[Component data from apps and pages]
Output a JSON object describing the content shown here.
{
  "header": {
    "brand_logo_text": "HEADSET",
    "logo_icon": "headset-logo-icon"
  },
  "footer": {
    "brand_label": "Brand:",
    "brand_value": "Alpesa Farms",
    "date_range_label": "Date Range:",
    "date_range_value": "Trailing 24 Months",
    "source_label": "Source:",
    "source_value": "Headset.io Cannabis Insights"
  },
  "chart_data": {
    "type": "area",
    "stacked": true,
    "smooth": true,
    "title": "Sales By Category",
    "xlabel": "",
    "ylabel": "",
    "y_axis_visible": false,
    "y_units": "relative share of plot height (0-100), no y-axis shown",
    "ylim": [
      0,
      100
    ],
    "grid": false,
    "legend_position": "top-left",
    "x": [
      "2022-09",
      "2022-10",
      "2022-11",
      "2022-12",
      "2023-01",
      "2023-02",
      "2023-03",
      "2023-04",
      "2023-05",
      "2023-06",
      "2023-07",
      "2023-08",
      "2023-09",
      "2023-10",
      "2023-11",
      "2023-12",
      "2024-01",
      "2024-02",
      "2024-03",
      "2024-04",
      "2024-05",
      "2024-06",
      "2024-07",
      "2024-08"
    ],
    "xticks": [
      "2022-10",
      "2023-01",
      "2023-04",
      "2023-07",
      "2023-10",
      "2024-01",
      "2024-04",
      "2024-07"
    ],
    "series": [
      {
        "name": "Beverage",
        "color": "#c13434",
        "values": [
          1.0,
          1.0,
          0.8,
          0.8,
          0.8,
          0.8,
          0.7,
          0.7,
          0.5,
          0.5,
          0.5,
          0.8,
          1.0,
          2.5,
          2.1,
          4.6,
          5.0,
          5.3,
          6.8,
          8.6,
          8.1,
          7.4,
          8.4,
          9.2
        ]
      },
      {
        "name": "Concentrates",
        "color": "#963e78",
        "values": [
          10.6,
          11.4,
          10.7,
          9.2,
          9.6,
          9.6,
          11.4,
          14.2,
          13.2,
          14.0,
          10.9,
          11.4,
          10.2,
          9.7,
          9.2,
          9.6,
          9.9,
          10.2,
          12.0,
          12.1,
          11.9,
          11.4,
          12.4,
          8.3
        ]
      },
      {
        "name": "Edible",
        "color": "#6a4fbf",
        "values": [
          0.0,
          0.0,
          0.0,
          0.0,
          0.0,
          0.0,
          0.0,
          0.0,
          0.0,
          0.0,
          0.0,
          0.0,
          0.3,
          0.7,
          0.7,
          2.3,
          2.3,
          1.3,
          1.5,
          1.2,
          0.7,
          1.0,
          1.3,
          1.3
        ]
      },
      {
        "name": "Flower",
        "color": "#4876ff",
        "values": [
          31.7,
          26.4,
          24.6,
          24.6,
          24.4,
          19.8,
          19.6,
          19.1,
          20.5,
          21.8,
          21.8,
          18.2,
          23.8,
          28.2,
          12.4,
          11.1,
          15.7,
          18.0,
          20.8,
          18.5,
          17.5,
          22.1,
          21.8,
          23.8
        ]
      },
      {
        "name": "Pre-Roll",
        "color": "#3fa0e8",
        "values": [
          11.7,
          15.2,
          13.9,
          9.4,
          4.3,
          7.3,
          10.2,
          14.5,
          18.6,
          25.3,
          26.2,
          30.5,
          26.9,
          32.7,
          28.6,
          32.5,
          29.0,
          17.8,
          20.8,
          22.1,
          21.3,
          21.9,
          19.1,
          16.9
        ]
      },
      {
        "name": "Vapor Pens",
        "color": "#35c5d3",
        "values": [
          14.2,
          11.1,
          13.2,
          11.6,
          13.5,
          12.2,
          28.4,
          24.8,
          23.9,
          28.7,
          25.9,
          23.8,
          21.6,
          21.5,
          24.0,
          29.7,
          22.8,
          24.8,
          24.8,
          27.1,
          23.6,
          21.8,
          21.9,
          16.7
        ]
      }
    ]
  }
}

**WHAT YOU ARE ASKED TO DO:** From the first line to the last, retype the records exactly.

**THE COMPLETED TASK:**
Output a JSON object describing the content shown here.
{
  "header": {
    "brand_logo_text": "HEADSET",
    "logo_icon": "headset-logo-icon"
  },
  "footer": {
    "brand_label": "Brand:",
    "brand_value": "Alpesa Farms",
    "date_range_label": "Date Range:",
    "date_range_value": "Trailing 24 Months",
    "source_label": "Source:",
    "source_value": "Headset.io Cannabis Insights"
  },
  "chart_data": {
    "type": "area",
    "stacked": true,
    "smooth": true,
    "title": "Sales By Category",
    "xlabel": "",
    "ylabel": "",
    "y_axis_visible": false,
    "y_units": "relative share of plot height (0-100), no y-axis shown",
    "ylim": [
      0,
      100
    ],
    "grid": false,
    "legend_position": "top-left",
    "x": [
      "2022-09",
      "2022-10",
      "2022-11",
      "2022-12",
      "2023-01",
      "2023-02",
      "2023-03",
      "2023-04",
      "2023-05",
      "2023-06",
      "2023-07",
      "2023-08",
      "2023-09",
      "2023-10",
      "2023-11",
      "2023-12",
      "2024-01",
      "2024-02",
      "2024-03",
      "2024-04",
      "2024-05",
      "2024-06",
      "2024-07",
      "2024-08"
    ],
    "xticks": [
      "2022-10",
      "2023-01",
      "2023-04",
      "2023-07",
      "2023-10",
      "2024-01",
      "2024-04",
      "2024-07"
    ],
    "series": [
      {
        "name": "Beverage",
        "color": "#c13434",
        "values": [
          1.0,
          1.0,
          0.8,
          0.8,
          0.8,
          0.8,
          0.7,
          0.7,
          0.5,
          0.5,
          0.5,
          0.8,
          1.0,
          2.5,
          2.1,
          4.6,
          5.0,
          5.3,
          6.8,
          8.6,
          8.1,
          7.4,
          8.4,
          9.2
        ]
      },
      {
        "name": "Concentrates",
        "color": "#963e78",
        "values": [
          10.6,
          11.4,
          10.7,
          9.2,
          9.6,
          9.6,
          11.4,
          14.2,
          13.2,
          14.0,
          10.9,
          11.4,
          10.2,
          9.7,
          9.2,
          9.6,
          9.9,
          10.2,
          12.0,
          12.1,
          11.9,
          11.4,
          12.4,
          8.3
        ]
      },
      {
        "name": "Edible",
        "color": "#6a4fbf",
        "values": [
          0.0,
          0.0,
          0.0,
          0.0,
          0.0,
          0.0,
          0.0,
          0.0,
          0.0,
          0.0,
          0.0,
          0.0,
          0.3,
          0.7,
          0.7,
          2.3,
          2.3,
          1.3,
          1.5,
          1.2,
          0.7,
          1.0,
          1.3,
          1.3
        ]
      },
      {
        "name": "Flower",
        "color": "#4876ff",
        "values": [
          31.7,
          26.4,
          24.6,
          24.6,
          24.4,
          19.8,
          19.6,
          19.1,
          20.5,
          21.8,
          21.8,
          18.2,
          23.8,
          28.2,
          12.4,
          11.1,
          15.7,
          18.0,
          20.8,
          18.5,
          17.5,
          22.1,
          21.8,
          23.8
        ]
      },
      {
        "name": "Pre-Roll",
        "color": "#3fa0e8",
        "values": [
          11.7,
          15.2,
          13.9,
          9.4,
          4.3,
          7.3,
          10.2,
          14.5,
          18.6,
          25.3,
          26.2,
          30.5,
          26.9,
          32.7,
          28.6,
          32.5,
          29.0,
          17.8,
          20.8,
          22.1,
          21.3,
          21.9,
          19.1,
          16.9
        ]
      },
      {
        "name": "Vapor Pens",
        "color": "#35c5d3",
        "values": [
          14.2,
          11.1,
          13.2,
          11.6,
          13.5,
          12.2,
          28.4,
          24.8,
          23.9,
          28.7,
          25.9,
          23.8,
          21.6,
          21.5,
          24.0,
          29.7,
          22.8,
          24.8,
          24.8,
          27.1,
          23.6,
          21.8,
          21.9,
          16.7
        ]
      }
    ]
  }
}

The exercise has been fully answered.